◆ Directions:
Show each line of the listing in which the word "threshold" occurs.

◆ Data excerpts:

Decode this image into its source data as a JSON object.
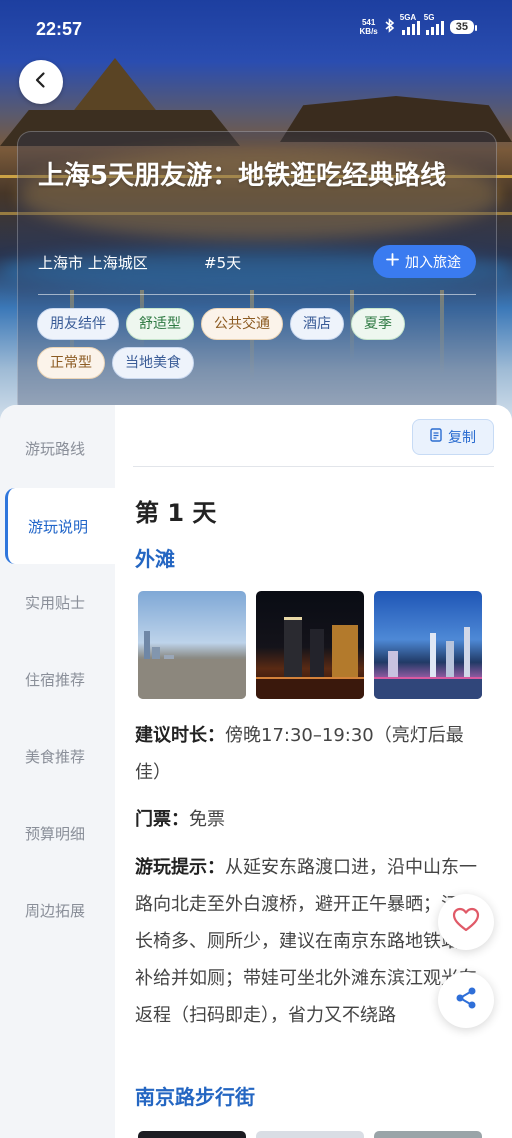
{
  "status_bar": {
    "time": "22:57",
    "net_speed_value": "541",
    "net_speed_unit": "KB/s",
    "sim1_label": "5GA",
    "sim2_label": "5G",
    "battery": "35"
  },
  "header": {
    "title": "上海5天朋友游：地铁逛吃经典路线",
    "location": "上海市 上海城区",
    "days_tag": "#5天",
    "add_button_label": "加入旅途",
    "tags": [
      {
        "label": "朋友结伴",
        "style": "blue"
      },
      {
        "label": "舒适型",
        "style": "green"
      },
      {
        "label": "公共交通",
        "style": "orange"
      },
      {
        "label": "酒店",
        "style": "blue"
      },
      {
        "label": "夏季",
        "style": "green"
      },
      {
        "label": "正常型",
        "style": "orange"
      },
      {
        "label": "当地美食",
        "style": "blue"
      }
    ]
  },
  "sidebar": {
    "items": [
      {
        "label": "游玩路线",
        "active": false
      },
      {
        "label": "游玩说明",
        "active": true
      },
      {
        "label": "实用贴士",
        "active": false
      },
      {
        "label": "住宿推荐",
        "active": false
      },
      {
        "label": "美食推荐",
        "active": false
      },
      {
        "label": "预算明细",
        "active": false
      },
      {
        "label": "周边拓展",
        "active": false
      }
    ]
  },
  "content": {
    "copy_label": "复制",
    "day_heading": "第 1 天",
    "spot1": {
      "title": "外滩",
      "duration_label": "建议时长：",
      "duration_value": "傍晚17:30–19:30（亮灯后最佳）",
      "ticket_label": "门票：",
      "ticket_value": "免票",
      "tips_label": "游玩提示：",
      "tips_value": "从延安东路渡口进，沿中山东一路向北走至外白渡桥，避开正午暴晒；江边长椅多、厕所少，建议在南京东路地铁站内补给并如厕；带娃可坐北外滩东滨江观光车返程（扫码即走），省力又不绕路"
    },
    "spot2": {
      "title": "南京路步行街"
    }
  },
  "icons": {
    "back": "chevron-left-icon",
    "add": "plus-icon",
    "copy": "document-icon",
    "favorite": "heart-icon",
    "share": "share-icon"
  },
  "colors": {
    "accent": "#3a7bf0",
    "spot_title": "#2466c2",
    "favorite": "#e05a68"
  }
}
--
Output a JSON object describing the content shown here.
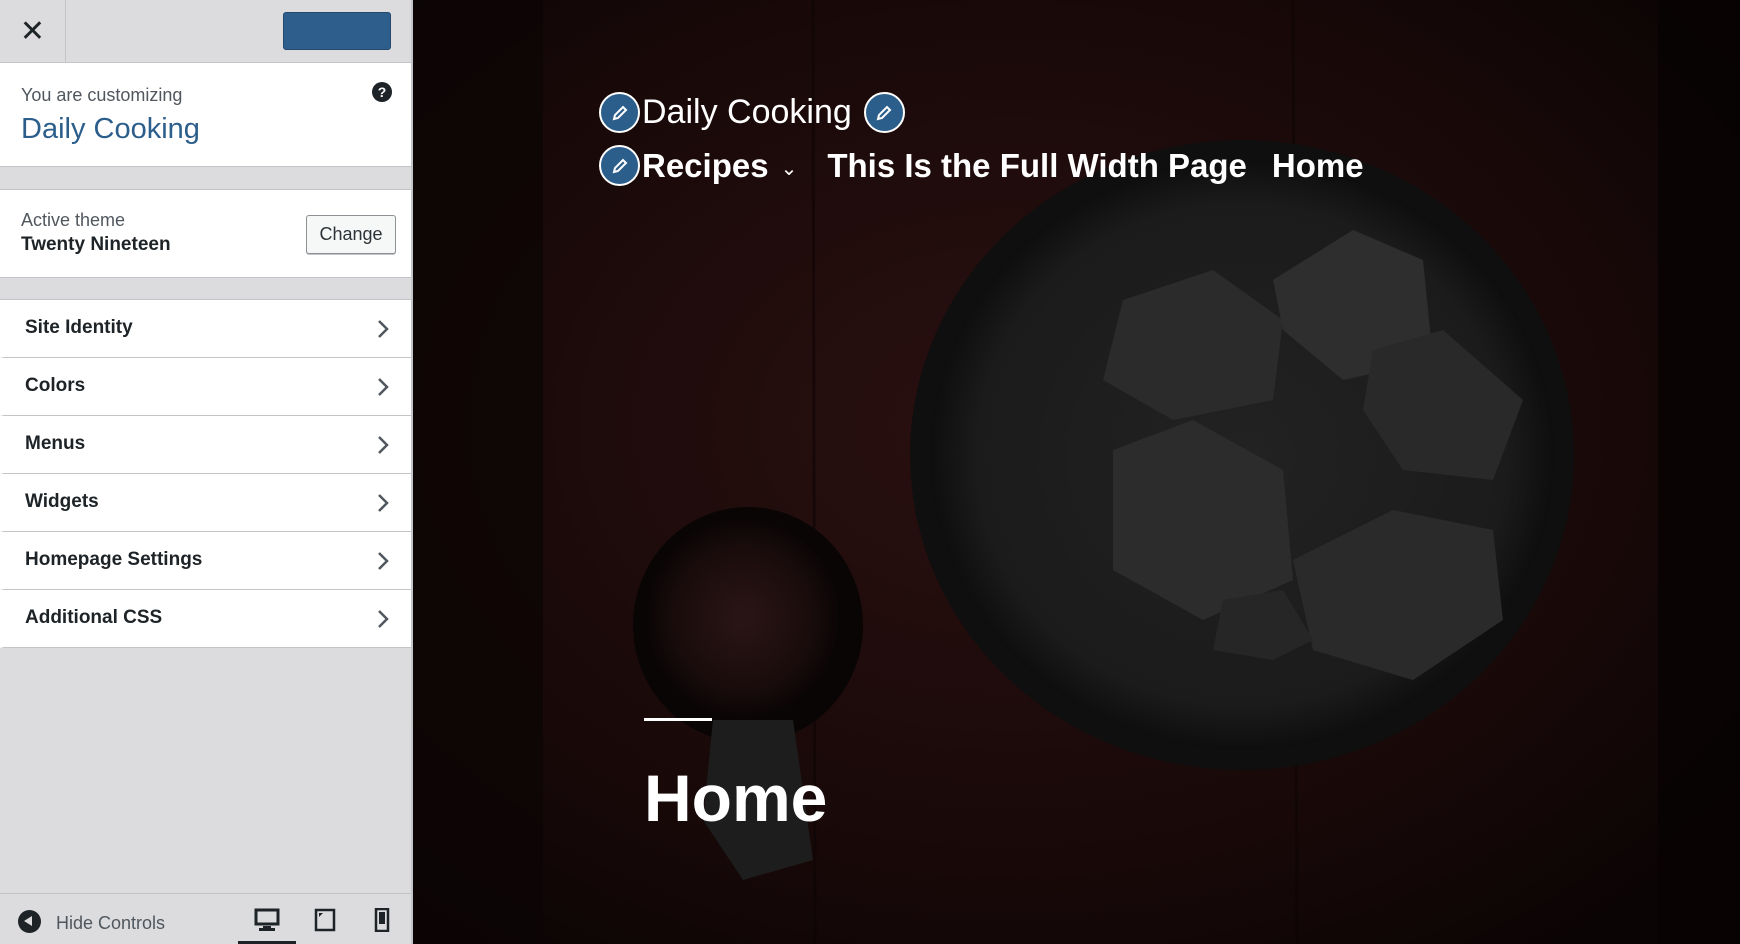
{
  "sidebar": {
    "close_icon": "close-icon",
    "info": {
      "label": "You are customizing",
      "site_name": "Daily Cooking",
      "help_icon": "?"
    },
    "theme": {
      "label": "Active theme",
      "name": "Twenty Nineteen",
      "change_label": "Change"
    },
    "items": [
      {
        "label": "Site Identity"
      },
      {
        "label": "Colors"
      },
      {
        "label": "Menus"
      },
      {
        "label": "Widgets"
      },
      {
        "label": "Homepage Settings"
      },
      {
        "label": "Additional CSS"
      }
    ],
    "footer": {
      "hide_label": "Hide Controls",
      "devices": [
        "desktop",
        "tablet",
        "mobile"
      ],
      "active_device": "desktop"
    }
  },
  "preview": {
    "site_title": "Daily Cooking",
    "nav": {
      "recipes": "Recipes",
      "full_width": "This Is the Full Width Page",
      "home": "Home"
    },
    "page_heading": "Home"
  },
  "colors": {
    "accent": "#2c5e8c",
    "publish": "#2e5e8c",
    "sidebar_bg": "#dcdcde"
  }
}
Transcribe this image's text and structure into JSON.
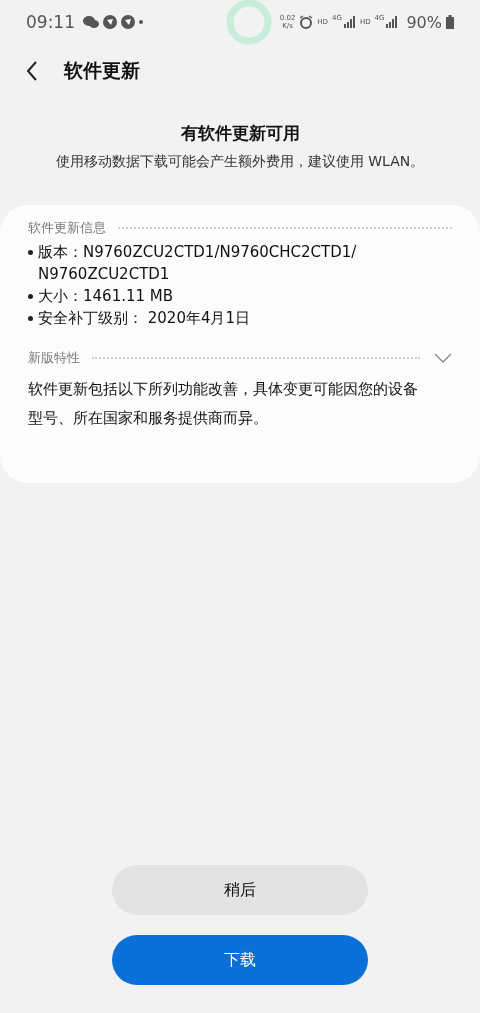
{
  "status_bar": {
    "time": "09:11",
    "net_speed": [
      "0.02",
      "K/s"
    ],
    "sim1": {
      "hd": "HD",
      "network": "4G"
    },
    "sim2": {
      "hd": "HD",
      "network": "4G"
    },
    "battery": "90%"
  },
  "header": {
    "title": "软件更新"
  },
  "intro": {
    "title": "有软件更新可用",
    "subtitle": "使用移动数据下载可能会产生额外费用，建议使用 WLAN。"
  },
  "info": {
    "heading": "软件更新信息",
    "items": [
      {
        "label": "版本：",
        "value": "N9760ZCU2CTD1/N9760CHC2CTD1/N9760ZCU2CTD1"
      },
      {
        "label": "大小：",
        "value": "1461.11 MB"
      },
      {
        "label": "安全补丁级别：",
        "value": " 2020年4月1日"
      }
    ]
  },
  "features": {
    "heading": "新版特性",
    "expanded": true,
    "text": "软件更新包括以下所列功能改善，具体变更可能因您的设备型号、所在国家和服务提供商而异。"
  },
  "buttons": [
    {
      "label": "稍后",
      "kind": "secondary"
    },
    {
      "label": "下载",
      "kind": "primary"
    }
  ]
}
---
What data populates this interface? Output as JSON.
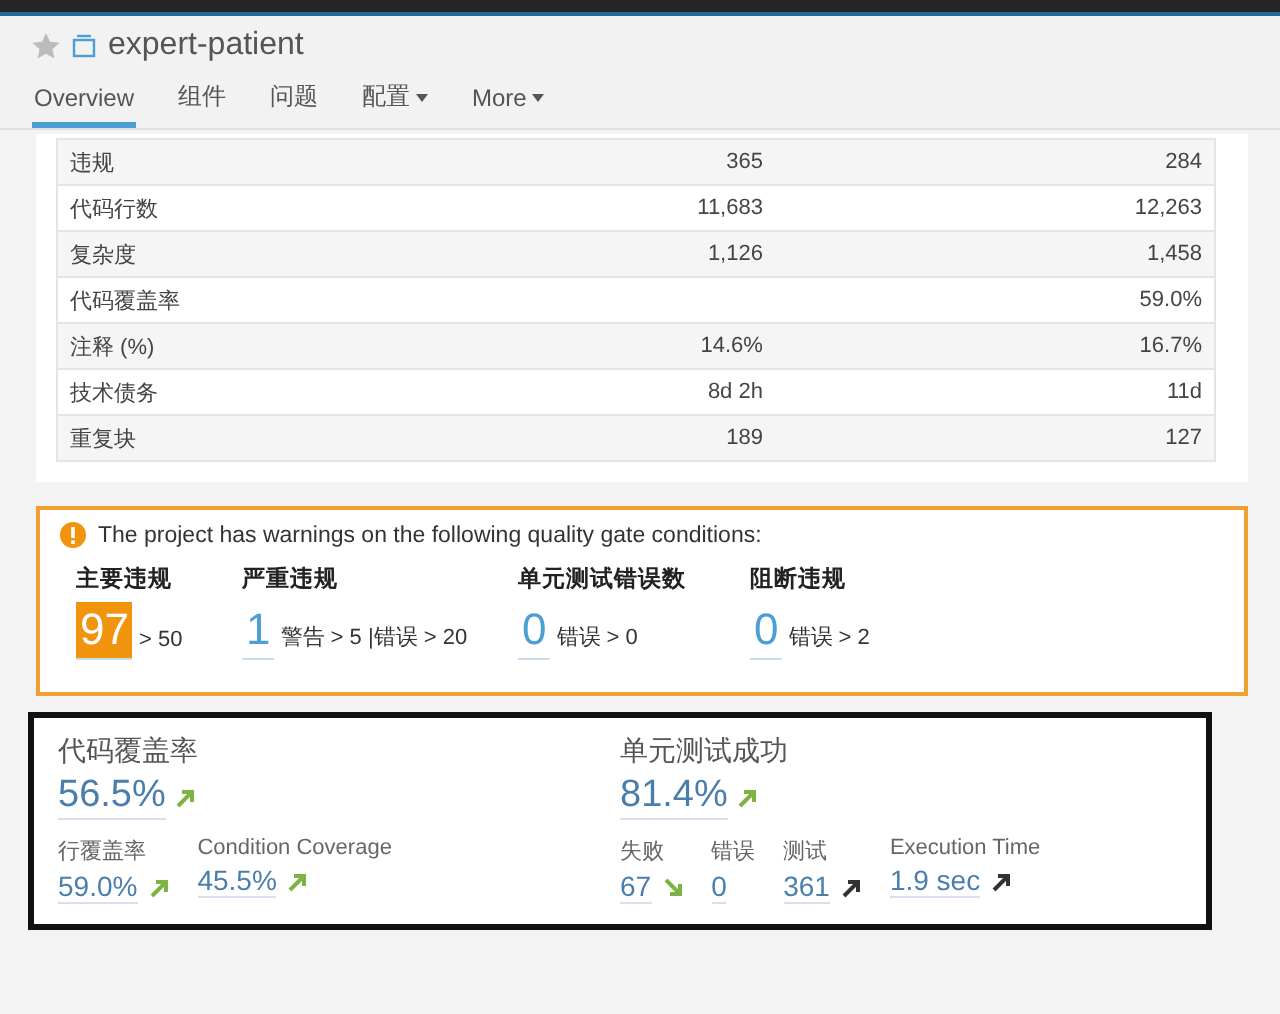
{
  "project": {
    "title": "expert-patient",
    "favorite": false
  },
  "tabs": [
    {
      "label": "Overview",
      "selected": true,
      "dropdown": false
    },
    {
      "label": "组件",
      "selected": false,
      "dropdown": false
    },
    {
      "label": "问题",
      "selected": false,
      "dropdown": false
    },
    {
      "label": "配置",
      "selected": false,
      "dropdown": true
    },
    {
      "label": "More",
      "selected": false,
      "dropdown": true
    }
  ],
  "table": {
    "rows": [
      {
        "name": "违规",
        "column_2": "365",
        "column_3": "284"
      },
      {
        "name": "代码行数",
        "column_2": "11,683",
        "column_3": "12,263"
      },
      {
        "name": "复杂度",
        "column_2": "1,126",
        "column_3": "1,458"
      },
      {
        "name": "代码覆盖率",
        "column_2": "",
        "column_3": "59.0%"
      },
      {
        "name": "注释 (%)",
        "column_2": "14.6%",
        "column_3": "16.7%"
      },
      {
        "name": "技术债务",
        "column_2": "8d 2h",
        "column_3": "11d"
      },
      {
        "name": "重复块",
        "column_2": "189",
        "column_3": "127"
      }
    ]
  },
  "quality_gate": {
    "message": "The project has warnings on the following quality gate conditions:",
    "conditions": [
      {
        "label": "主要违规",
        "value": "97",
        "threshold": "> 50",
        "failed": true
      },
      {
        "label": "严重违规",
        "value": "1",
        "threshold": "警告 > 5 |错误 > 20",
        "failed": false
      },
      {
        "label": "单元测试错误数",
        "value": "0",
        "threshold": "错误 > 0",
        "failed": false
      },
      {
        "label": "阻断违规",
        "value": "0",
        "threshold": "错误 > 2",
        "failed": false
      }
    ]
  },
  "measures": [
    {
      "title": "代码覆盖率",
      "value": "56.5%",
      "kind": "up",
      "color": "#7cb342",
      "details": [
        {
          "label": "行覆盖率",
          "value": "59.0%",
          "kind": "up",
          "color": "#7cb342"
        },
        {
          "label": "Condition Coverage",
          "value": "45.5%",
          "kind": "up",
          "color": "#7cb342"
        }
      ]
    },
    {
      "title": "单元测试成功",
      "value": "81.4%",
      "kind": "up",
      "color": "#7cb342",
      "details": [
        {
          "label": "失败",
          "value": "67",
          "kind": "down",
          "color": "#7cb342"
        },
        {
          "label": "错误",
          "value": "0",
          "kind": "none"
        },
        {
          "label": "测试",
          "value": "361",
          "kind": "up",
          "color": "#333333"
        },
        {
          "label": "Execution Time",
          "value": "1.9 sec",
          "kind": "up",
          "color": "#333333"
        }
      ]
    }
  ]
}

◆ Output of the task:
        "threshold": "> 50",
        "threshold": "警告 > 5 |错误 > 20",
        "threshold": "错误 > 0",
        "threshold": "错误 > 2",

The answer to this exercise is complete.